Alcohol Use Red Flags
While alcohol use is an enjoyable part of a healthy social life for some, for others alcohol use can become problematic and unmanageable. According to the CDC, as many as 6% of all Americans meet the criteria for alcohol use disorder also known as alcoholism or “being an alcoholic”. While there are clinical criteria to determine who has alcohol use disorder and therefore problematic drinking, that is something best discussed with a professional. In this article, we will list alcohol use red flags. If one or more of these red flags applies to you or your loved one, it may be time to seek out a professional to discuss your drinking.
Alcohol Use Red Flags:
Not Wanting to or Feeling Unable to Stop Drinking Once You Have Started
One of the most common reasons we hear individuals give in defense of their drinking is: “I only drink on weekends.” At first glance, this seems innocuous. But further questions are necessary to determine if this is problematic drinking.
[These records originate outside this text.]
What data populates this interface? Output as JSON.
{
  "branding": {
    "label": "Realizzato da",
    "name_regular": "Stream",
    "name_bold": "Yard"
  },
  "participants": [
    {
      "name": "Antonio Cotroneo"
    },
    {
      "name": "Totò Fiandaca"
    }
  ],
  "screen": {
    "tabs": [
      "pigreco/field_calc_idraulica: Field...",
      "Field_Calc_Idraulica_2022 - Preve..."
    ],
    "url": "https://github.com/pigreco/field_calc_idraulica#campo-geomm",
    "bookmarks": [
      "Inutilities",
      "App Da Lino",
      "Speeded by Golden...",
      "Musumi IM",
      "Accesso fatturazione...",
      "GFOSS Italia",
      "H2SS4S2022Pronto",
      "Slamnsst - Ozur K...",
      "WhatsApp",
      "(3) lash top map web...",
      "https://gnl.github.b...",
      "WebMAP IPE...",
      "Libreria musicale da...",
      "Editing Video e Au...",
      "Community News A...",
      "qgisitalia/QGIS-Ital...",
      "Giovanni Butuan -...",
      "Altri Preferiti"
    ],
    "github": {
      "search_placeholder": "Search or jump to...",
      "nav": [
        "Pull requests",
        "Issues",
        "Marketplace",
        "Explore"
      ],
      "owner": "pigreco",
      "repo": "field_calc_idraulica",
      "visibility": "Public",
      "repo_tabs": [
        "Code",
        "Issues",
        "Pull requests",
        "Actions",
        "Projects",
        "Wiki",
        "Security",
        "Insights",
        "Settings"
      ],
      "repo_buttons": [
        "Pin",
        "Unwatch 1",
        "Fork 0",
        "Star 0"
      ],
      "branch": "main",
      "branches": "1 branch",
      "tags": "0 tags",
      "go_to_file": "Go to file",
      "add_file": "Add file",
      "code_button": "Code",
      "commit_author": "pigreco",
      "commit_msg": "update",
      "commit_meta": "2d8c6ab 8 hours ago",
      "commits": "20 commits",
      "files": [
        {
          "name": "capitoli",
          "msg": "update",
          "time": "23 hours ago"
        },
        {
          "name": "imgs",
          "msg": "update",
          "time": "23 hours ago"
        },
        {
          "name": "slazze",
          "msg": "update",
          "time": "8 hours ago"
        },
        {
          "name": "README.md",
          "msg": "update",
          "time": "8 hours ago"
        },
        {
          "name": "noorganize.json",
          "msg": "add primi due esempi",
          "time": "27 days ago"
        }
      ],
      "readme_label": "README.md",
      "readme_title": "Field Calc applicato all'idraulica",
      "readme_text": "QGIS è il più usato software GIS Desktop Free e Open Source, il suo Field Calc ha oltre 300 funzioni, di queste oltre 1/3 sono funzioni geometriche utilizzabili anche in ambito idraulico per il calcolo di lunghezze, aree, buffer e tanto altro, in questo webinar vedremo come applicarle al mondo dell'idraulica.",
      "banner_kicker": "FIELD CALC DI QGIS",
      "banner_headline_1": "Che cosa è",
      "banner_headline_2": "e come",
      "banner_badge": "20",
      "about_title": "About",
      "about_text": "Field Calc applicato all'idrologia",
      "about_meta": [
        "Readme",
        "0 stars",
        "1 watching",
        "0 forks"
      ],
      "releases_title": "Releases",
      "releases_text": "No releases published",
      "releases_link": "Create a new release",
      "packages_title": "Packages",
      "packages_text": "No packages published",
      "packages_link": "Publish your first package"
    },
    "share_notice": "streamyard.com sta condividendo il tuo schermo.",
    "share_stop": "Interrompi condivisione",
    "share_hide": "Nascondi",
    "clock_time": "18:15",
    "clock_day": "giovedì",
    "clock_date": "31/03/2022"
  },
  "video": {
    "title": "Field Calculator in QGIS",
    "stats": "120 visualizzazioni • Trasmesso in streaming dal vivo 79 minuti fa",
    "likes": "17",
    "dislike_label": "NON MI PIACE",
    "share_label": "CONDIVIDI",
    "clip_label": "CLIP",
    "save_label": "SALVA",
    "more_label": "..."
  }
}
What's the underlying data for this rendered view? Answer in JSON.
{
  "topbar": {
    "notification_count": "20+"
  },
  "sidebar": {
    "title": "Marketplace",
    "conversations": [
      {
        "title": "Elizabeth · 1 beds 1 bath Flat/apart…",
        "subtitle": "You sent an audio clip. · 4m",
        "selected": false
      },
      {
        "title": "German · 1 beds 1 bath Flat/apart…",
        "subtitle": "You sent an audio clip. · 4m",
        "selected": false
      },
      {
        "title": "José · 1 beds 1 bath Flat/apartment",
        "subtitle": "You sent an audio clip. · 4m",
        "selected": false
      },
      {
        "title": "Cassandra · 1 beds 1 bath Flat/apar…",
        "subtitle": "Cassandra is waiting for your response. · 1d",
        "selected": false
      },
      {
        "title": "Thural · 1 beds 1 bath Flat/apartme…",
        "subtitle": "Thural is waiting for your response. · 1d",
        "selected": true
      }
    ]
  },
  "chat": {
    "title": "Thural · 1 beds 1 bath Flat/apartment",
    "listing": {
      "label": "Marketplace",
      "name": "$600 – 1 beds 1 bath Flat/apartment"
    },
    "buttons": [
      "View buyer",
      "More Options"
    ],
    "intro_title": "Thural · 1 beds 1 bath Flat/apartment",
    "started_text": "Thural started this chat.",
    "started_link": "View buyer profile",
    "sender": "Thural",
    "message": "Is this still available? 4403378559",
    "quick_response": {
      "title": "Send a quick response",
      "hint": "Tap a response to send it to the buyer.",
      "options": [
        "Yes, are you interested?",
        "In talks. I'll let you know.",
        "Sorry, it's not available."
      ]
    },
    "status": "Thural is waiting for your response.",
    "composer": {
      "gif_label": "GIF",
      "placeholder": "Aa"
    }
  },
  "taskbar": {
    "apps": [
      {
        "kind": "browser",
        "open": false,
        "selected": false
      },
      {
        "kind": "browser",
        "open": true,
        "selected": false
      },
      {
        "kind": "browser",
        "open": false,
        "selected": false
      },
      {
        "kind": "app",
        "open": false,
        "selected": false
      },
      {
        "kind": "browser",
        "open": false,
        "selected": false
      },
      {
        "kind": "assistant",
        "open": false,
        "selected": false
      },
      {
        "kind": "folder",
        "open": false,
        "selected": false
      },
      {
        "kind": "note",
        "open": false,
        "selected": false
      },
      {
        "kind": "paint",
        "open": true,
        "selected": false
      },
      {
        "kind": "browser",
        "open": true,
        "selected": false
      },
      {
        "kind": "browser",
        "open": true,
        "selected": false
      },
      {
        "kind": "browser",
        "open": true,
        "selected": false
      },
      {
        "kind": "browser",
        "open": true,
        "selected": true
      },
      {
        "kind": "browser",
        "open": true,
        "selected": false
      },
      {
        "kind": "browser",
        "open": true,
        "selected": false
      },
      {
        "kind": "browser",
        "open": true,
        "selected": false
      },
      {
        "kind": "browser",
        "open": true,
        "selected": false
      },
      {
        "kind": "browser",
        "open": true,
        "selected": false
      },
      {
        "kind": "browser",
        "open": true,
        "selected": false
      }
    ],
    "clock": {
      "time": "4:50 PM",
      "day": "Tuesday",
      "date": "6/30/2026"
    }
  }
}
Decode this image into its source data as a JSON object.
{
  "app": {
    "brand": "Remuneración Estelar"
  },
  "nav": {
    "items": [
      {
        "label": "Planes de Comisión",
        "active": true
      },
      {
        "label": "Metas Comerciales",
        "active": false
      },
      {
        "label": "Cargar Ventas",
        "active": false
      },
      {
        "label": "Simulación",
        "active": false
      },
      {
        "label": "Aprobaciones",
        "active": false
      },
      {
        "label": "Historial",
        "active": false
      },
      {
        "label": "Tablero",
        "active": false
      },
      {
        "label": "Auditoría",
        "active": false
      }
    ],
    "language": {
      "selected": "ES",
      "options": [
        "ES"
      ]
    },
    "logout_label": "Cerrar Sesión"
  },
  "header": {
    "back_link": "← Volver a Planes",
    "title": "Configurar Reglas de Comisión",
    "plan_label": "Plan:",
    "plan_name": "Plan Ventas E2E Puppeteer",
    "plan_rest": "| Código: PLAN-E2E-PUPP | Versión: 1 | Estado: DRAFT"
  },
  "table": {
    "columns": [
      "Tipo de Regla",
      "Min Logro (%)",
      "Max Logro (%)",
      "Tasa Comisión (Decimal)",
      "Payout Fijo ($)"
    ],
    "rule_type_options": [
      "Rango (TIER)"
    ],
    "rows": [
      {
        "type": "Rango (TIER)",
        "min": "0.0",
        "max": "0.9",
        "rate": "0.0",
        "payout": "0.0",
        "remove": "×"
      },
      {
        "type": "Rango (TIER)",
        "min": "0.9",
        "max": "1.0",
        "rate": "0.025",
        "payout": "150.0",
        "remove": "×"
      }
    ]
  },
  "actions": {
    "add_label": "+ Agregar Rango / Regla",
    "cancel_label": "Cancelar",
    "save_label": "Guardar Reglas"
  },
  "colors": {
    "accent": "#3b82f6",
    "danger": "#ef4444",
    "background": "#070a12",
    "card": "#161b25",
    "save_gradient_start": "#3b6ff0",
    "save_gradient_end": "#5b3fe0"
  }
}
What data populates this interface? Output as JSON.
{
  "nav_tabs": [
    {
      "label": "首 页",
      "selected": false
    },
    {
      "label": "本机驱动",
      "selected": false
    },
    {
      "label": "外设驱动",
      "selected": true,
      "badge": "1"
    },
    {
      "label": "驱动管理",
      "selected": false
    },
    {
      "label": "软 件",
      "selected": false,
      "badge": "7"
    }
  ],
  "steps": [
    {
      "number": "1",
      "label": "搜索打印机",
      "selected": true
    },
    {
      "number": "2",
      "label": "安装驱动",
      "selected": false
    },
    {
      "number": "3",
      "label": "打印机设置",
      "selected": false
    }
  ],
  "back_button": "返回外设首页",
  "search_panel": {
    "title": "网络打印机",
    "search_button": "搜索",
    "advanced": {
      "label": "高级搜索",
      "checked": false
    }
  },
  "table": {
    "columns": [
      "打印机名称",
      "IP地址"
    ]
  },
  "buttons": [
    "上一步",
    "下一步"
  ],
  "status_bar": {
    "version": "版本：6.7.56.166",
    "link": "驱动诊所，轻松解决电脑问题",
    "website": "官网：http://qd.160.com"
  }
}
Many drinkers who meet the criteria for alcohol use disorder or alcoholism do not drink everyday. When they do drink though, they struggle to or are unable to stop drinking when they plan to. For example: If individual heads out to have a drink with a friend and only intends to stay for 1 hour and have one drink but that individual ends up staying 3 hours and has multiple drinks, this would be considered an alcohol use red flag. If this same scenario plays out multiple times or frequently, this increases the likelihood of alcohol use disorder.
Drinking in Response to Difficult Emotions and or Stress
While it is fairly common to hear someone who is stressed state “I need a drink”, this does not mean it is normal or healthy behavior. In fact, research indicates those who drink in response to the difficulty in their lives are much more likely to have alcohol use disorder or alcoholism. When alcohol is used for self-medication purposes, the brain may become dependent on it far quicker than it otherwise would have. For many, it is true that alcohol can provide immediate relief from sadness, anger, and worry. What some individuals don’t realize though, is that alcohol is actually a central nervous system depressant and over time can actually increase feelings of sadness, increase the likelihood of angry outbursts, and have a “rebound effect” that increases anxiety after the alcohol has left the bloodstream
Often Thinking About Alcohol or Drinking
For individuals who do not drink every day, one of the more inconspicuous warning signs of problematic drinking is a mental preoccupation with alcohol or drinking. This is a red flag that is not outwardly obvious to loved ones but is a red flag nonetheless. Individuals with alcohol use disorder or alcoholism often report thinking about drinking alcohol, having cravings for alcohol, or planning their next drinking episode often when they are not drinking. While some might say this behavior does not hurt anyone, it can cause the individual to become preoccupied and distracted or lead to increased drinking in the future.
Some additional indications that one may have alcohol use disorder, alcoholism, or is simply engaged in problematic drinking include:
Having an impulse to drink when needing to relax
Prioritizing drinking over other commitments
Feeling uncomfortable when others aren’t drinking
Constantly looking for reasons or excuses to drink
Having to justify your drinking to yourself or others
Feeling unable to socialize without drinking
Having relationships that revolve around alcohol
Failing to moderate or reduce your drinking
Lying about the amount or frequency of your drinking
Here at Harbor Wellness and Recovery Center, we offer various levels of care to treat alcoholism, alcohol use disorder, substance use disorder, addiction, and other co-occurring conditions. For more information about our services please call us directly at 732-847-4555. We are available 24/7 to help. All calls are no obligation and are strictly confidential.